The Bank of England’s Monetary Policy Committee (MPC) has voted unanimously to maintain the Bank Rate at 0.75%. The committee also voted unanimously to maintain the stock of corporate bond purchases and UK government bond purchases.
The Committee assume a smooth adjustment to the average of a range of possible outcomes for the United Kingdom’s eventual trading relationship with the European Union. They are also conditioned on a path for Bank Rate that rises to around 1% by the end of the forecast period, lower than in the February Report. As with UK financial conditions more generally, that path has been heavily influenced by recent global developments, with forward interest rates in the United States and the euro area falling markedly.
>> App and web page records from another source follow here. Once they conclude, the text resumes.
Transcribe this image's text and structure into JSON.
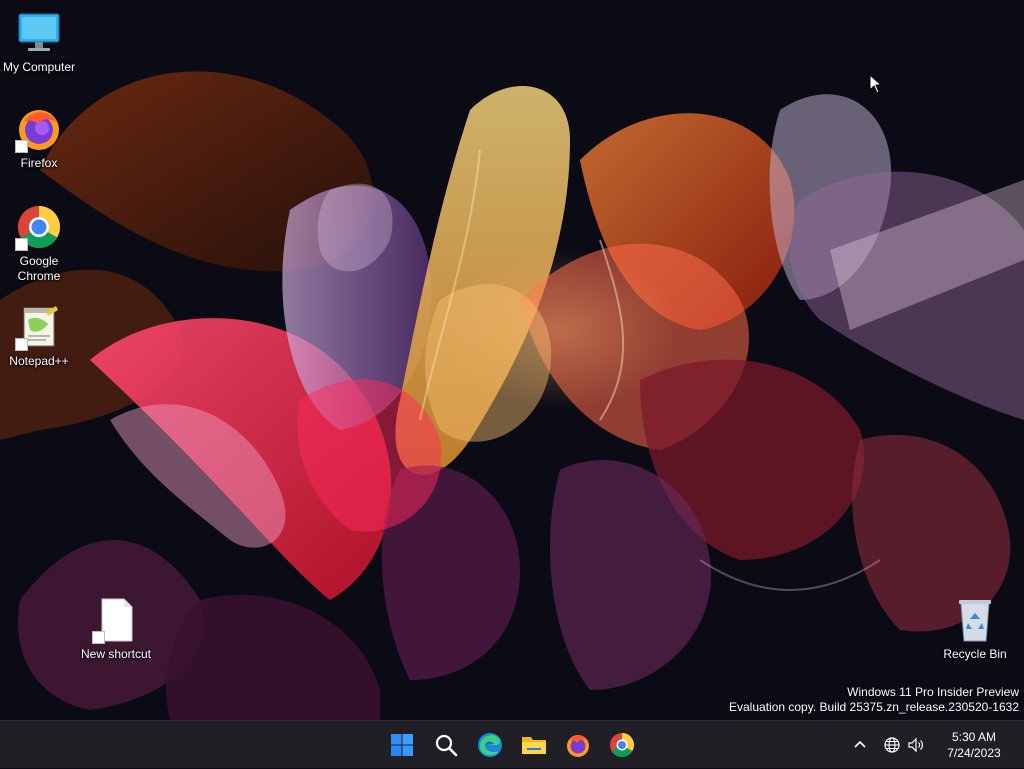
{
  "desktop": {
    "icons": [
      {
        "label": "My Computer",
        "icon": "computer-icon",
        "shortcut": false
      },
      {
        "label": "Firefox",
        "icon": "firefox-icon",
        "shortcut": true
      },
      {
        "label": "Google Chrome",
        "icon": "chrome-icon",
        "shortcut": true
      },
      {
        "label": "Notepad++",
        "icon": "notepad-plus-plus-icon",
        "shortcut": true
      },
      {
        "label": "New shortcut",
        "icon": "blank-file-icon",
        "shortcut": true
      },
      {
        "label": "Recycle Bin",
        "icon": "recycle-bin-icon",
        "shortcut": false
      }
    ],
    "watermark": {
      "line1": "Windows 11 Pro Insider Preview",
      "line2": "Evaluation copy. Build 25375.zn_release.230520-1632"
    }
  },
  "taskbar": {
    "pinned": [
      {
        "name": "Start",
        "icon": "windows-start-icon"
      },
      {
        "name": "Search",
        "icon": "search-icon"
      },
      {
        "name": "Microsoft Edge",
        "icon": "edge-icon"
      },
      {
        "name": "File Explorer",
        "icon": "folder-icon"
      },
      {
        "name": "Firefox",
        "icon": "firefox-icon"
      },
      {
        "name": "Google Chrome",
        "icon": "chrome-icon"
      }
    ],
    "tray": {
      "icons": [
        "chevron-up-icon",
        "network-globe-icon",
        "volume-icon"
      ],
      "time": "5:30 AM",
      "date": "7/24/2023"
    }
  },
  "colors": {
    "taskbar_bg": "#1f1f25",
    "desktop_bg": "#0b0b15",
    "accent_start": "#2f8ff5"
  }
}
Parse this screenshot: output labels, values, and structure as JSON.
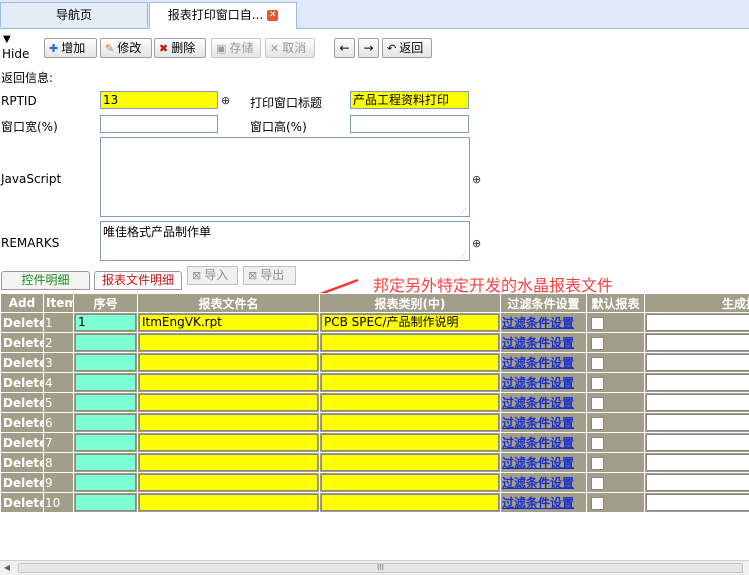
{
  "tabs": [
    {
      "label": "导航页"
    },
    {
      "label": "报表打印窗口自..."
    }
  ],
  "hide_label": "Hide",
  "toolbar": {
    "add": "增加",
    "edit": "修改",
    "delete": "删除",
    "save": "存储",
    "cancel": "取消",
    "back": "返回"
  },
  "form": {
    "return_info_label": "返回信息:",
    "rptid_label": "RPTID",
    "rptid_value": "13",
    "title_label": "打印窗口标题",
    "title_value": "产品工程资料打印",
    "width_label": "窗口宽(%)",
    "width_value": "",
    "height_label": "窗口高(%)",
    "height_value": "",
    "js_label": "JavaScript",
    "js_value": "",
    "remarks_label": "REMARKS",
    "remarks_value": "唯佳格式产品制作单"
  },
  "subtabs": {
    "control_detail": "控件明细",
    "report_file_detail": "报表文件明细",
    "import": "导入",
    "export": "导出"
  },
  "annotation": "邦定另外特定开发的水晶报表文件",
  "grid": {
    "headers": [
      "Add",
      "Item",
      "序号",
      "报表文件名",
      "报表类别(中)",
      "过滤条件设置",
      "默认报表",
      "生成排"
    ],
    "delete_label": "Delete",
    "filter_label": "过滤条件设置",
    "rows": [
      {
        "item": "1",
        "seq": "1",
        "file": "ItmEngVK.rpt",
        "category": "PCB SPEC/产品制作说明"
      },
      {
        "item": "2",
        "seq": "",
        "file": "",
        "category": ""
      },
      {
        "item": "3",
        "seq": "",
        "file": "",
        "category": ""
      },
      {
        "item": "4",
        "seq": "",
        "file": "",
        "category": ""
      },
      {
        "item": "5",
        "seq": "",
        "file": "",
        "category": ""
      },
      {
        "item": "6",
        "seq": "",
        "file": "",
        "category": ""
      },
      {
        "item": "7",
        "seq": "",
        "file": "",
        "category": ""
      },
      {
        "item": "8",
        "seq": "",
        "file": "",
        "category": ""
      },
      {
        "item": "9",
        "seq": "",
        "file": "",
        "category": ""
      },
      {
        "item": "10",
        "seq": "",
        "file": "",
        "category": ""
      }
    ]
  },
  "scrollbar_grip": "III",
  "colors": {
    "accent_yellow": "#ffff00",
    "aqua": "#7fffd4",
    "grid_bg": "#a29e8a",
    "link_blue": "#1a2fc9",
    "annotation_red": "#ff4040"
  }
}
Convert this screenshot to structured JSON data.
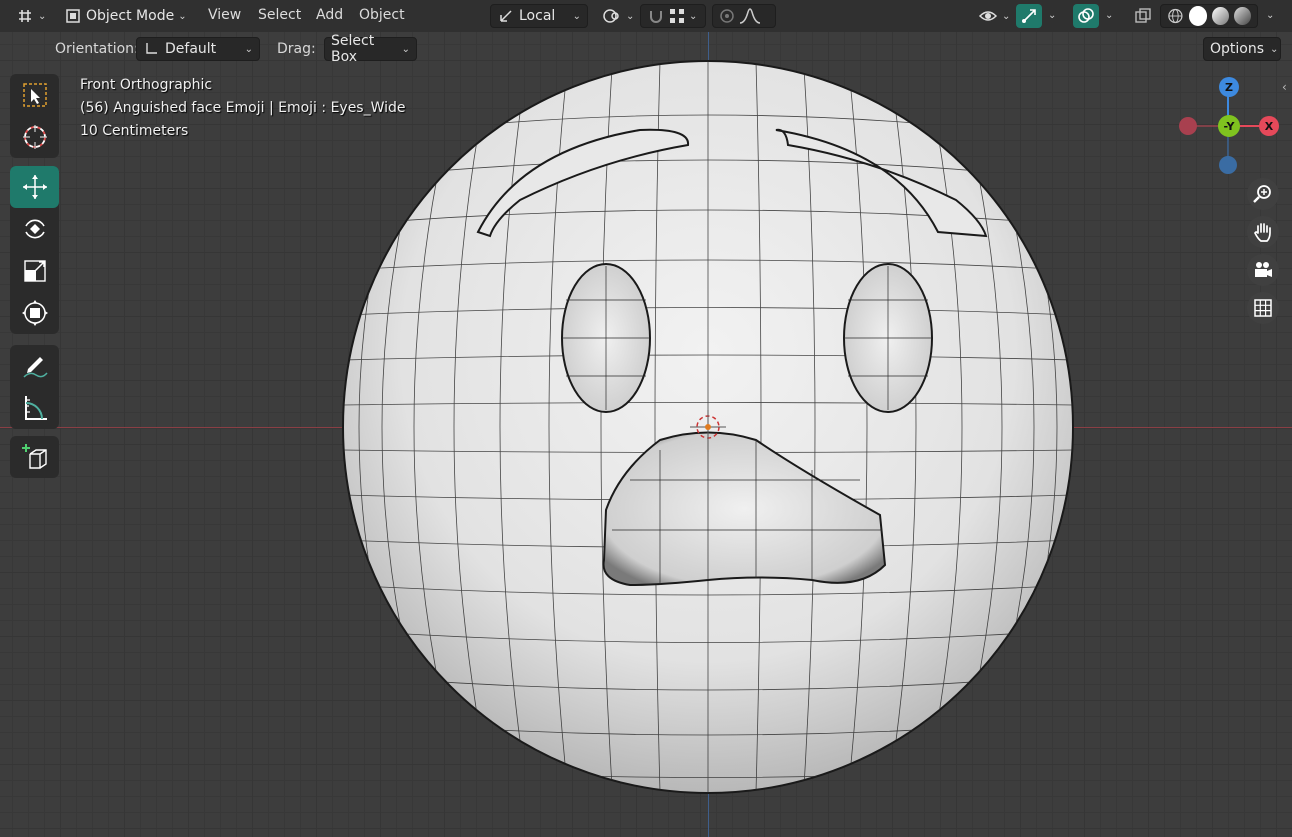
{
  "header": {
    "editor_type_icon": "grid-editor-icon",
    "mode_label": "Object Mode",
    "menus": [
      "View",
      "Select",
      "Add",
      "Object"
    ],
    "transform_orientation": "Local",
    "options_label": "Options"
  },
  "tool_settings": {
    "orientation_label": "Orientation:",
    "orientation_value": "Default",
    "drag_label": "Drag:",
    "drag_value": "Select Box"
  },
  "viewport_overlay": {
    "view_name": "Front Orthographic",
    "object_info": "(56) Anguished face Emoji | Emoji : Eyes_Wide",
    "grid_scale": "10 Centimeters"
  },
  "gizmo": {
    "z_label": "Z",
    "y_label": "-Y",
    "x_label": "X",
    "colors": {
      "x": "#e5495a",
      "y": "#7fc31f",
      "z": "#3d8ae0"
    }
  },
  "tools": [
    "select-box-icon",
    "cursor-icon",
    "move-icon",
    "rotate-icon",
    "scale-icon",
    "transform-icon",
    "annotate-icon",
    "measure-icon",
    "add-cube-icon"
  ],
  "nav_buttons": [
    "zoom-icon",
    "pan-hand-icon",
    "camera-icon",
    "ortho-grid-icon"
  ],
  "accent_color": "#1f7a6b"
}
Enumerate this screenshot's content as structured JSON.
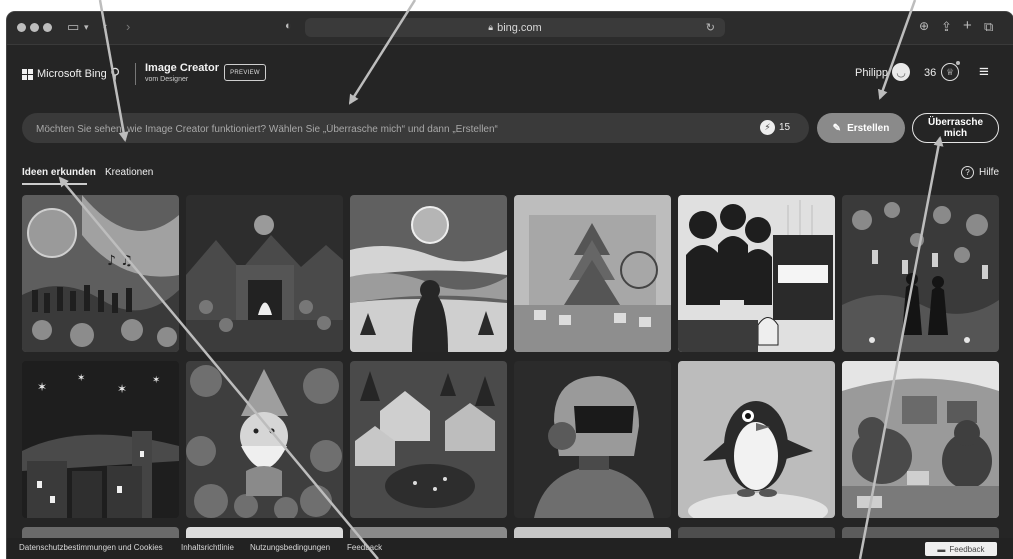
{
  "browser": {
    "url": "bing.com"
  },
  "header": {
    "brand": "Microsoft Bing",
    "product_title": "Image Creator",
    "product_subtitle": "vom Designer",
    "badge": "PREVIEW",
    "user_name": "Philipp",
    "points": "36"
  },
  "prompt": {
    "placeholder": "Möchten Sie sehen, wie Image Creator funktioniert? Wählen Sie „Überrasche mich“ und dann „Erstellen“",
    "boosts": "15",
    "create_label": "Erstellen",
    "surprise_label": "Überrasche mich"
  },
  "tabs": [
    {
      "label": "Ideen erkunden",
      "active": true
    },
    {
      "label": "Kreationen",
      "active": false
    }
  ],
  "help_label": "Hilfe",
  "gallery": {
    "images": [
      {
        "name": "space-concert-image"
      },
      {
        "name": "papercraft-campfire-image"
      },
      {
        "name": "winter-moon-figure-image"
      },
      {
        "name": "miniature-christmas-village-image"
      },
      {
        "name": "women-singing-at-piano-image"
      },
      {
        "name": "lantern-garden-couple-image"
      },
      {
        "name": "starry-night-town-image"
      },
      {
        "name": "santa-ornaments-image"
      },
      {
        "name": "snowy-village-square-image"
      },
      {
        "name": "robot-portrait-image"
      },
      {
        "name": "cartoon-penguin-image"
      },
      {
        "name": "bears-in-den-image"
      }
    ]
  },
  "footer": {
    "links": [
      "Datenschutzbestimmungen und Cookies",
      "Inhaltsrichtlinie",
      "Nutzungsbedingungen",
      "Feedback"
    ],
    "feedback_button": "Feedback"
  },
  "colors": {
    "page_background": "#252525",
    "prompt_background": "#3a3a3a",
    "create_button": "#8a8a8a",
    "annotation_arrows": "#bdbdbd"
  }
}
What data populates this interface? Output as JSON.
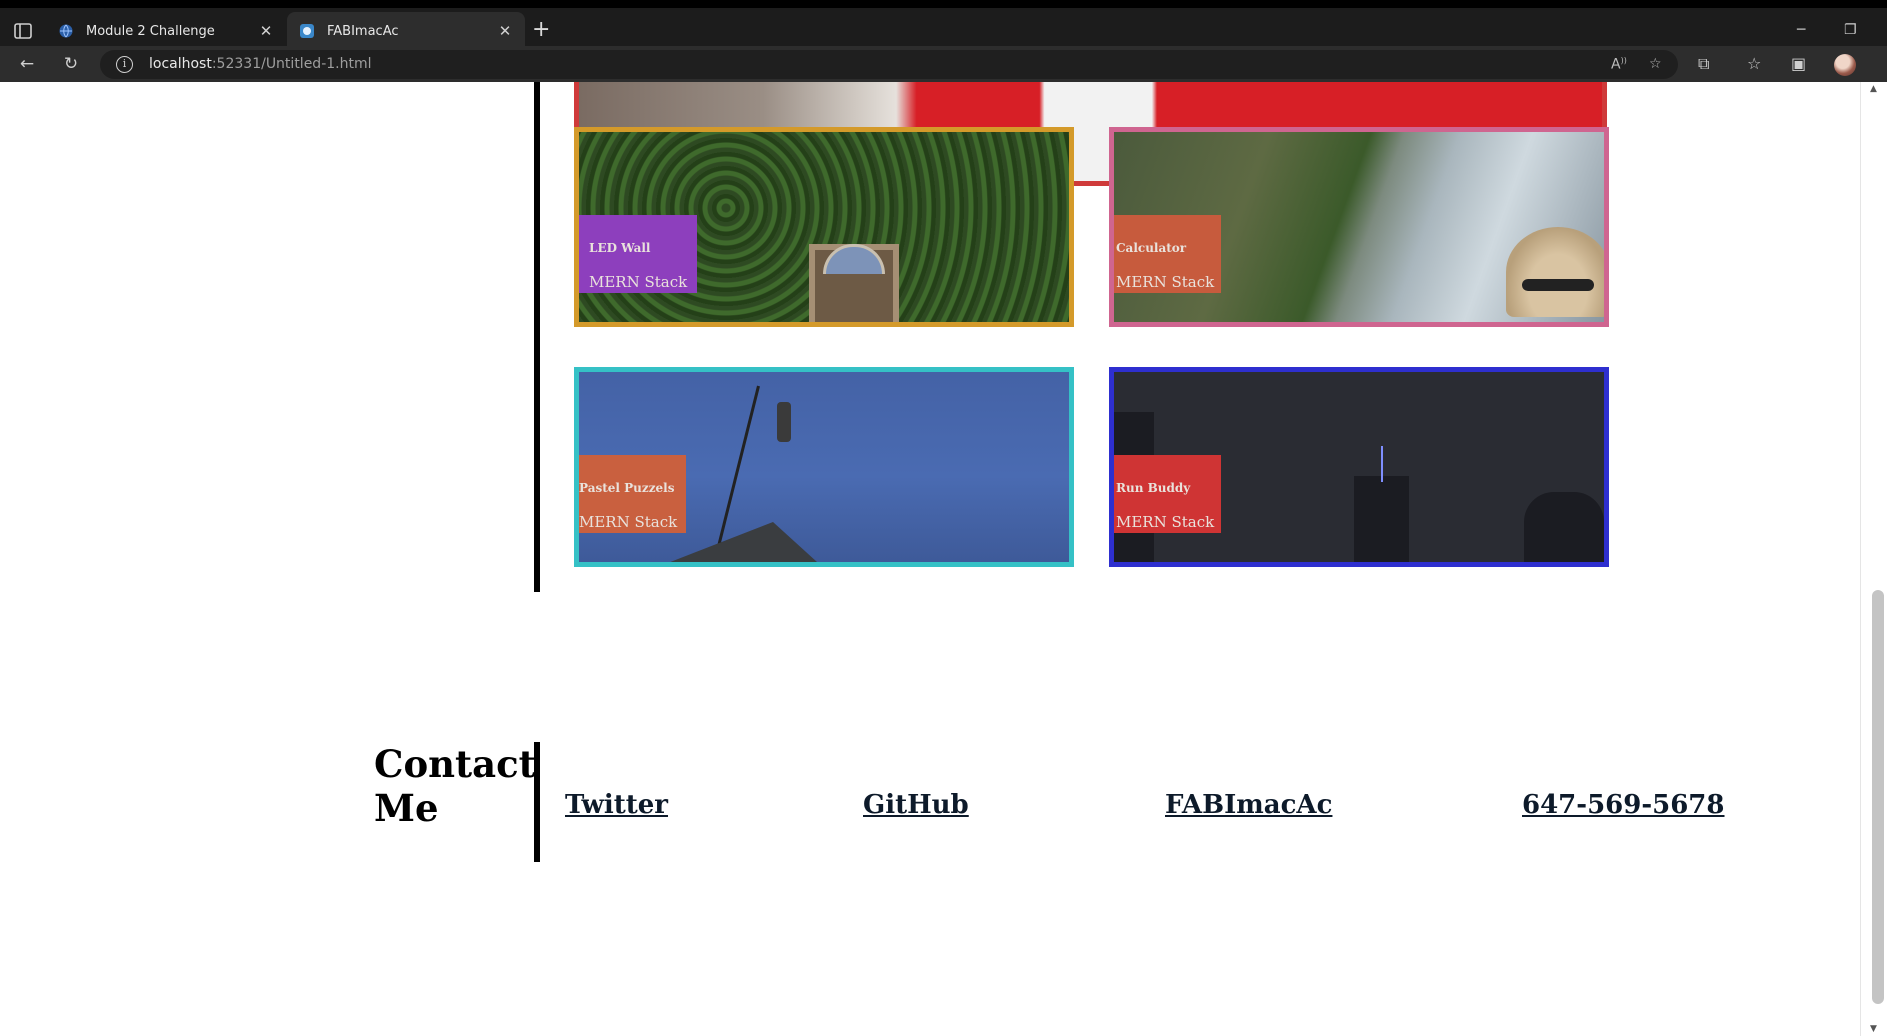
{
  "browser": {
    "tabs": [
      {
        "title": "Module 2 Challenge",
        "active": false
      },
      {
        "title": "FABImacAc",
        "active": true
      }
    ],
    "url_host": "localhost",
    "url_rest": ":52331/Untitled-1.html",
    "accent": "#2d2d2d"
  },
  "projects": [
    {
      "name": "LED Wall",
      "stack": "MERN Stack",
      "border": "#d49a2a",
      "label_bg": "#8d3fbd"
    },
    {
      "name": "Calculator",
      "stack": "MERN Stack",
      "border": "#cf6590",
      "label_bg": "#c75b3d"
    },
    {
      "name": "Pastel Puzzels",
      "stack": "MERN Stack",
      "border": "#35c1c6",
      "label_bg": "#c9603f"
    },
    {
      "name": "Run Buddy",
      "stack": "MERN Stack",
      "border": "#2e2fcf",
      "label_bg": "#cf3434"
    }
  ],
  "hero": {
    "border": "#cf3a3a"
  },
  "contact": {
    "heading": "Contact Me",
    "links": [
      "Twitter",
      "GitHub",
      "FABImacAc",
      "647-569-5678"
    ]
  }
}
The MPC has noted previously that UK data could be unusually volatile in the near term, due to shifting expectations about Brexit in financial markets and among households and businesses. GDP is expected to have grown by 0.5% in 2019 Q1, in part reflecting a larger-than-expected boost from companies in the United Kingdom and the European Union building stocks ahead of recent Brexit deadlines. That boost is expected to be temporary, however, and quarterly growth is expected to slow to around 0.2% in Q2.
CPI inflation was 1.9% in March and is expected to be slightly further below the MPC’s 2% target during the first half of the forecast period, largely reflecting lower expected retail energy prices. The labour market remains tight, with the unemployment rate projected to decline to 3½% by the end of the forecast period. Annual pay growth has remained around 3½% and unit labour cost growth has strengthened to rates that are above historical averages. As excess demand emerges, domestic inflationary pressures are expected to firm, such that CPI inflation picks up to above the 2% target in two years’ time and is still rising at the end of the three-year forecast period.
The Committee continues to judge that, were the economy to develop broadly in line with its Inflation Report projections, an ongoing tightening of monetary policy over the forecast period, at a gradual pace and to a limited extent, would be appropriate to return inflation sustainably to the 2% target at a conventional horizon. The economic outlook will continue to depend significantly on the nature and timing of EU withdrawal, in particular: the new trading arrangements between the European Union and the United Kingdom.
The next MPC meeting is on Wednesday 19 June 2019 with the announcement to be published the following day on 20 June 2019.